Florida senators, representatives and other state officials in joint session on opening day of 2020 legislative session.
Florida senators, representatives and other state officials in joint session on opening day of 2020 legislative session. (Photo from Florida Channel coverage)

TALLAHASEE, Fla. – After Gov. Ron DeSantis delivered his State of the State speech Tuesday, Florida Democrats unveiled their own plan for where they want to see the state go in 2020.

The Sunrise Agenda, as Democrats call it, touts an alternative plans for key issues like health care.

“We care deeply about expanding Medicaid,” said Rep. Anna Eskamani.

Democratic lawmakers argued for reducing carbon emissions.

“When we ignore the needs of our environment, we ignore the needs of our friends, our children and our neighbors,” said Jonathan Webber with the Florida Conservation Voters.

Democrats condemned Republican efforts to restrict access to abortion.

“My pregnancy is between me, my family, my doctor, my faith and not politicians,” Eskamani said.

When it comes to the economy, Democrats argued that Republicans have repeatedly chosen corporate handouts over the working class.

Democrats said they favor a minimum wage increase and an end to affordable housing trust fund sweeps.

“Three-point-two million households, 45 percent of all the households in the state of Florida are working poor,” said Rich Templin with the Florida AFLCIO.

As in years past, many of the ideas proposed by Democrats will likely fall on deaf ears, but they’re hopeful for the 2020 election.

“To narrow the gap between the Republicans in the House and the Democrats in the House, the Republicans in the Senate and the Democrats in the Senate,” Rep. Geraldine Thompson said.

But with the presidency also on the ballot, it’s guaranteed to be a hard fought battle on both sides.

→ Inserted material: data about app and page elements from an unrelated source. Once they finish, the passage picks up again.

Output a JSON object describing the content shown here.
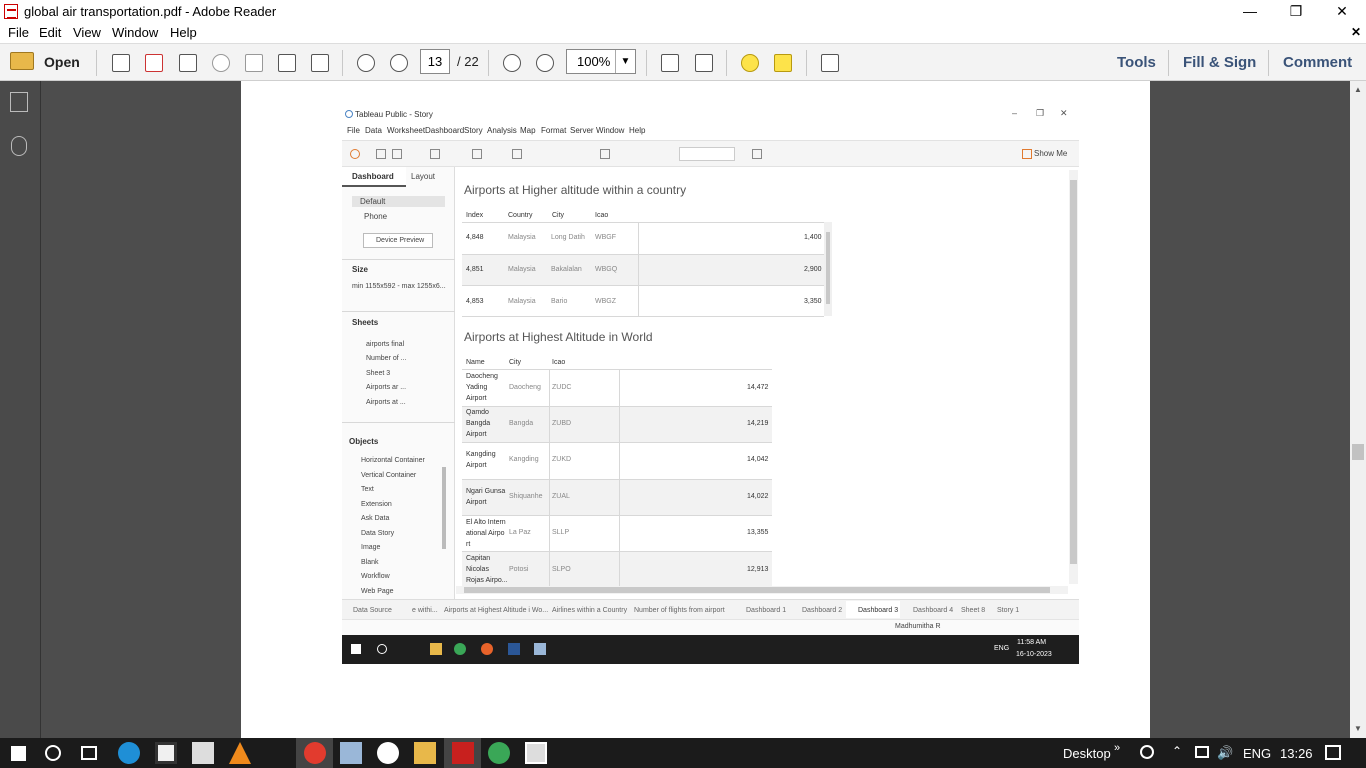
{
  "window": {
    "title": "global air transportation.pdf - Adobe Reader"
  },
  "menu": [
    "File",
    "Edit",
    "View",
    "Window",
    "Help"
  ],
  "toolbar": {
    "open_label": "Open",
    "page_current": "13",
    "page_total": "/ 22",
    "zoom": "100%",
    "tools": "Tools",
    "fill_sign": "Fill & Sign",
    "comment": "Comment"
  },
  "tableau": {
    "title": "Tableau Public - Story",
    "menu": [
      "File",
      "Data",
      "Worksheet",
      "Dashboard",
      "Story",
      "Analysis",
      "Map",
      "Format",
      "Server",
      "Window",
      "Help"
    ],
    "show_me": "Show Me",
    "sidebar": {
      "tab_dashboard": "Dashboard",
      "tab_layout": "Layout",
      "default": "Default",
      "phone": "Phone",
      "device_preview": "Device Preview",
      "size_header": "Size",
      "size_value": "min 1155x592 - max 1255x6...",
      "sheets_header": "Sheets",
      "sheets": [
        "airports final",
        "Number of ...",
        "Sheet 3",
        "Airports ar ...",
        "Airports at ..."
      ],
      "objects_header": "Objects",
      "objects": [
        "Horizontal Container",
        "Vertical Container",
        "Text",
        "Extension",
        "Ask Data",
        "Data Story",
        "Image",
        "Blank",
        "Workflow",
        "Web Page"
      ]
    },
    "table1": {
      "title": "Airports at Higher altitude within a country",
      "headers": [
        "Index",
        "Country",
        "City",
        "Icao"
      ],
      "rows": [
        {
          "index": "4,848",
          "country": "Malaysia",
          "city": "Long Datih",
          "icao": "WBGF",
          "value": "1,400"
        },
        {
          "index": "4,851",
          "country": "Malaysia",
          "city": "Bakalalan",
          "icao": "WBGQ",
          "value": "2,900"
        },
        {
          "index": "4,853",
          "country": "Malaysia",
          "city": "Bario",
          "icao": "WBGZ",
          "value": "3,350"
        }
      ]
    },
    "table2": {
      "title": "Airports at Highest Altitude in World",
      "headers": [
        "Name",
        "City",
        "Icao"
      ],
      "rows": [
        {
          "name": [
            "Daocheng",
            "Yading",
            "Airport"
          ],
          "city": "Daocheng",
          "icao": "ZUDC",
          "value": "14,472"
        },
        {
          "name": [
            "Qamdo",
            "Bangda",
            "Airport"
          ],
          "city": "Bangda",
          "icao": "ZUBD",
          "value": "14,219"
        },
        {
          "name": [
            "Kangding",
            "Airport"
          ],
          "city": "Kangding",
          "icao": "ZUKD",
          "value": "14,042"
        },
        {
          "name": [
            "Ngari Gunsa",
            "Airport"
          ],
          "city": "Shiquanhe",
          "icao": "ZUAL",
          "value": "14,022"
        },
        {
          "name": [
            "El Alto Intern",
            "ational Airpo",
            "rt"
          ],
          "city": "La Paz",
          "icao": "SLLP",
          "value": "13,355"
        },
        {
          "name": [
            "Capitan",
            "Nicolas",
            "Rojas Airpo..."
          ],
          "city": "Potosi",
          "icao": "SLPO",
          "value": "12,913"
        }
      ]
    },
    "bottom_tabs": [
      "Data Source",
      "e withi...",
      "Airports at Highest Altitude i Wo...",
      "Airlines within a Country",
      "Number of flights from airport",
      "Dashboard 1",
      "Dashboard 2",
      "Dashboard 3",
      "Dashboard 4",
      "Sheet 8",
      "Story 1"
    ],
    "user": "Madhumitha R",
    "inner_taskbar": {
      "lang": "ENG",
      "time": "11:58 AM",
      "date": "16-10-2023"
    }
  },
  "taskbar": {
    "desktop": "Desktop",
    "lang": "ENG",
    "time": "13:26"
  }
}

In an effort to increase voter turnout, Democrats for the second year in a row have proposed changes to the state’s elections including making Election Day a state holiday and automatically registering Floridians to vote when they turn 18.